As usual we wandered around.  There is a lovely park near the downtown area so we spent some time checking it out.  It was pretty cool to be in the trees but surrounded by city.  As a country mouse, all those new skyscrapers really get my attention.

On the Sunday we got tickets for the Lone Pine Koala Preserve.  You can drive to it of course but it's more fun to take the boat.  On the way to get the boat we saw a sign warning about the birds in the area!

 The trip takes about an hour and they have a timed narration running so you learn quite a bit about the city.  Brisbane has had quite a history with good guys and bad and quite a few floods.  (Incidentally Cyclone Debbie had eased on down the coast and was watering the area just south of Brisbane.  More than a couple people lost their lives in the flood this year.) 

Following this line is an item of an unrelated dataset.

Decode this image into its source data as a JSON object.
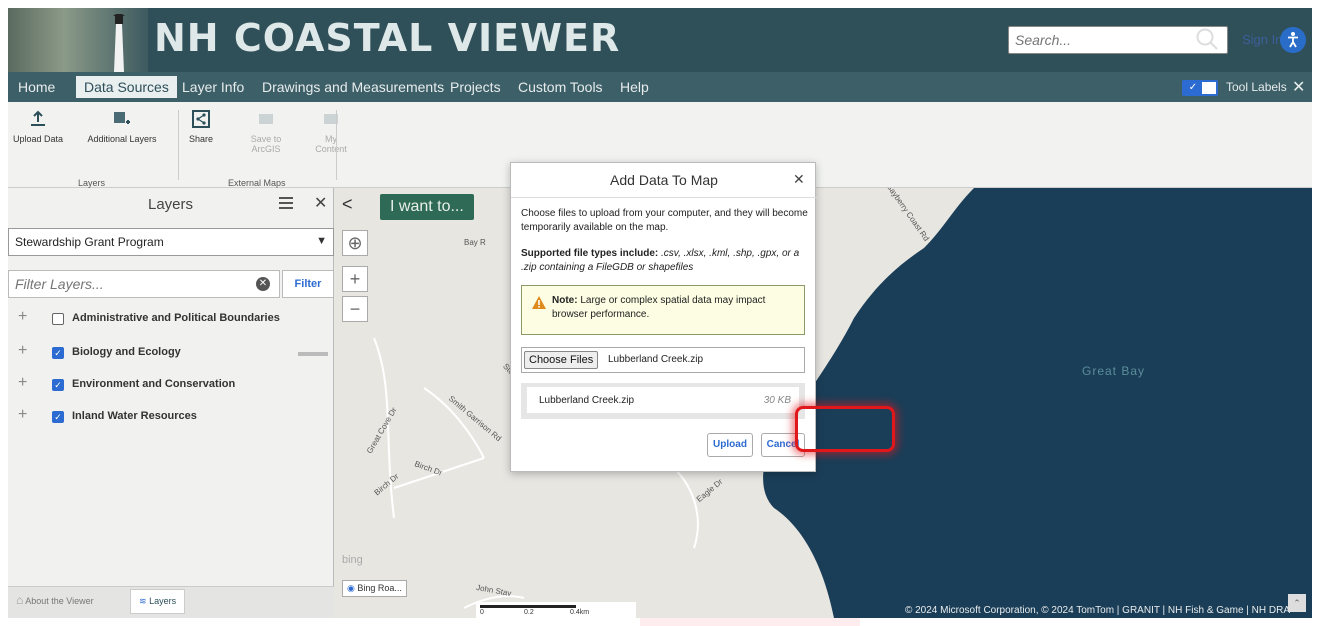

The Preserve is supposed to be the oldest in Australia and, actually, it's become more of a zoo showing off all the animals unique to Australia.  Of course they have koalas and take wonderful care of them I'm sure but they have plenty of other characters.  The koala we are told eats about 4 hours a day and sleeps the other 20.  I believe it!  We saw one that was really awake while the rest were curled up sleeping.  They have a special permit to allow people to have their photo taken holding a koala - for $18.  They switch out the poor koala about every half an hour so it can go back to sleep.  No, we didn't go for it.

I'll only drag this out with photos of a couple more animals:  a small kangaroo who was in a part of the park set up as a petting zoo and a Tasmanian Devil.  I'd never seen a Devil before and I thought he was kind of an ugly little guy but maybe he'd grow on me.  The sign says they can eat 40% of their body weight in 30 minutes!  Currently they are dying off due to some cancer-like disease.  Hopefully a cure will be found soon.

So that was the remainder of our time in Brisbane.  The next morning we got a taxi for the airport.  Ordinarily we'd take public transportation but we'd discovered the station was quite a long walk from our hotel and would cost $36 for the two of us.  $50 for a cab sounded lots better!  We were off to Adelaide.